[The data Boundary: Start]
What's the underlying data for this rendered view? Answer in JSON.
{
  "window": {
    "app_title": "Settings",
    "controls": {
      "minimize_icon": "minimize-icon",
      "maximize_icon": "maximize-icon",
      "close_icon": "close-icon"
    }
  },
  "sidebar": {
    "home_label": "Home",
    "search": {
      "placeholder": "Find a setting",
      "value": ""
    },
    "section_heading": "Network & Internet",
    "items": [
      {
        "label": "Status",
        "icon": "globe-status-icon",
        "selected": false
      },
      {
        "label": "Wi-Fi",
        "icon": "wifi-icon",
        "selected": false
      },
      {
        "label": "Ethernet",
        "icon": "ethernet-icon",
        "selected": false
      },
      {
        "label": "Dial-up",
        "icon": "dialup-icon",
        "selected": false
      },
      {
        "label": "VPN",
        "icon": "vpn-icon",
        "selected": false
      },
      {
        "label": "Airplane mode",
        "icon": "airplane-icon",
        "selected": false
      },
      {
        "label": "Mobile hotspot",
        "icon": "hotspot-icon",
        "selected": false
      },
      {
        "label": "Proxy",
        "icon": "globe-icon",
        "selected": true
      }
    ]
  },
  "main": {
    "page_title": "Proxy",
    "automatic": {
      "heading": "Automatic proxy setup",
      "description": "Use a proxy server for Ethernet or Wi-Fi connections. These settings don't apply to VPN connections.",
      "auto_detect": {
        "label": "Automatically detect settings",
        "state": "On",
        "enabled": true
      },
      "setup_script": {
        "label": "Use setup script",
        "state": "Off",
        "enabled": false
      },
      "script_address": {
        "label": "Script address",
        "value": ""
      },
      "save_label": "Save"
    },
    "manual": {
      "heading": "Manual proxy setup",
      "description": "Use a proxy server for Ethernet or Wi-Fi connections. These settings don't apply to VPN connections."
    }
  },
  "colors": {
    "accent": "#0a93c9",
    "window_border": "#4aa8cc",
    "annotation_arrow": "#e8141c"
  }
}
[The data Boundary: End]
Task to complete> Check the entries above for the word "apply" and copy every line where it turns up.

Written reply>
      "description": "Use a proxy server for Ethernet or Wi-Fi connections. These settings don't apply to VPN connections.",
      "description": "Use a proxy server for Ethernet or Wi-Fi connections. These settings don't apply to VPN connections."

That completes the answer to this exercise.